PROVIDED RECORDS ▸
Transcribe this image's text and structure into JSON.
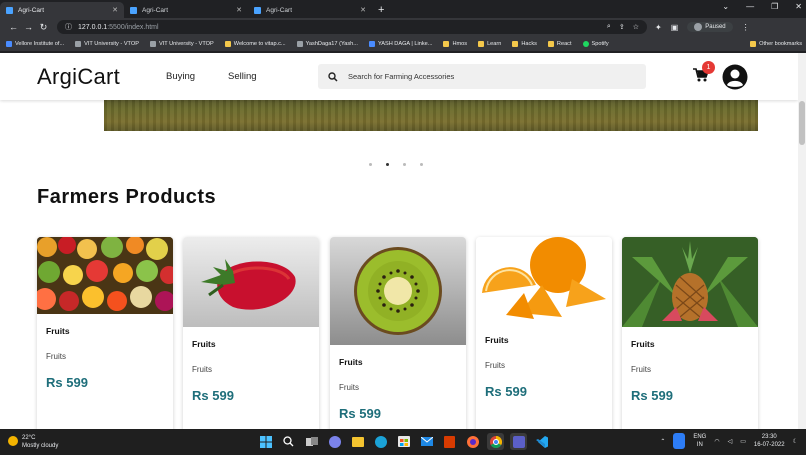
{
  "browser": {
    "tabs": [
      {
        "title": "Agri-Cart",
        "active": true
      },
      {
        "title": "Agri-Cart",
        "active": false
      },
      {
        "title": "Agri-Cart",
        "active": false
      }
    ],
    "url_host": "127.0.0.1",
    "url_path": ":5500/index.html",
    "profile_status": "Paused",
    "bookmarks": [
      {
        "label": "Vellore Institute of...",
        "icon": "blue"
      },
      {
        "label": "VIT University - VTOP",
        "icon": "gray"
      },
      {
        "label": "VIT University - VTOP",
        "icon": "gray"
      },
      {
        "label": "Welcome to vitap.c...",
        "icon": "yellow"
      },
      {
        "label": "YashDaga17 (Yash...",
        "icon": "gray"
      },
      {
        "label": "YASH DAGA | Linke...",
        "icon": "blue"
      },
      {
        "label": "Hmos",
        "icon": "yellow"
      },
      {
        "label": "Learn",
        "icon": "yellow"
      },
      {
        "label": "Hacks",
        "icon": "yellow"
      },
      {
        "label": "React",
        "icon": "yellow"
      },
      {
        "label": "Spotify",
        "icon": "green"
      }
    ],
    "other_bookmarks": "Other bookmarks"
  },
  "site": {
    "logo_main": "Argi",
    "logo_rest": "Cart",
    "nav": [
      "Buying",
      "Selling"
    ],
    "search_placeholder": "Search for Farming Accessories",
    "cart_count": "1",
    "section_title": "Farmers Products",
    "carousel_active_index": 1,
    "carousel_count": 4
  },
  "products": [
    {
      "name": "Fruits",
      "category": "Fruits",
      "price": "Rs 599",
      "image": "mixed-fruits"
    },
    {
      "name": "Fruits",
      "category": "Fruits",
      "price": "Rs 599",
      "image": "strawberry"
    },
    {
      "name": "Fruits",
      "category": "Fruits",
      "price": "Rs 599",
      "image": "kiwi"
    },
    {
      "name": "Fruits",
      "category": "Fruits",
      "price": "Rs 599",
      "image": "orange"
    },
    {
      "name": "Fruits",
      "category": "Fruits",
      "price": "Rs 599",
      "image": "pineapple"
    }
  ],
  "taskbar": {
    "temperature": "22°C",
    "weather": "Mostly cloudy",
    "lang1": "ENG",
    "lang2": "IN",
    "time": "23:30",
    "date": "16-07-2022"
  }
}
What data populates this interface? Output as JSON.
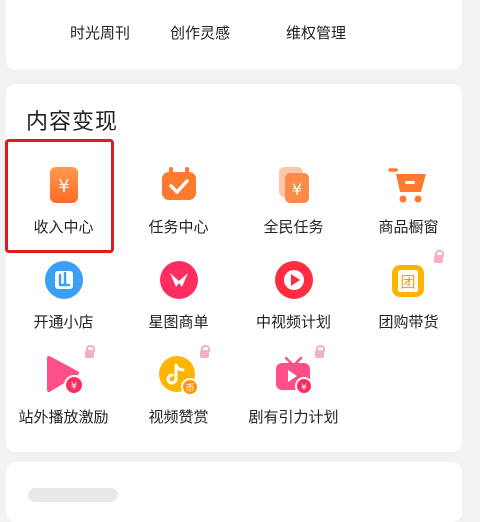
{
  "top_row": [
    {
      "label": "时光周刊",
      "icon": "clock-icon"
    },
    {
      "label": "创作灵感",
      "icon": "bulb-icon"
    },
    {
      "label": "维权管理",
      "icon": "shield-icon"
    }
  ],
  "section": {
    "title": "内容变现",
    "items": [
      {
        "label": "收入中心",
        "icon": "income-yuan-icon"
      },
      {
        "label": "任务中心",
        "icon": "task-calendar-check-icon"
      },
      {
        "label": "全民任务",
        "icon": "all-people-task-yuan-icon"
      },
      {
        "label": "商品橱窗",
        "icon": "shopping-cart-icon"
      },
      {
        "label": "开通小店",
        "icon": "store-icon"
      },
      {
        "label": "星图商单",
        "icon": "star-map-icon"
      },
      {
        "label": "中视频计划",
        "icon": "video-play-icon"
      },
      {
        "label": "团购带货",
        "icon": "group-buy-icon"
      },
      {
        "label": "站外播放激励",
        "icon": "play-yuan-icon"
      },
      {
        "label": "视频赞赏",
        "icon": "tiktok-coin-icon"
      },
      {
        "label": "剧有引力计划",
        "icon": "tv-yuan-icon"
      }
    ]
  },
  "icon_glyphs": {
    "yuan": "¥",
    "tuan": "团",
    "bi": "币"
  },
  "colors": {
    "orange": "#ff7a2e",
    "pink": "#ff3b6b",
    "highlight": "#e01b1b",
    "blue": "#3aa0f5",
    "yellow": "#ffb400"
  }
}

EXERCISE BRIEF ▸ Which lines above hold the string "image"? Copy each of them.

EXERCISE RESULT ▸
Transcribe this image's text and structure into JSON.
      "image": "mixed-fruits"
      "image": "strawberry"
      "image": "kiwi"
      "image": "orange"
      "image": "pineapple"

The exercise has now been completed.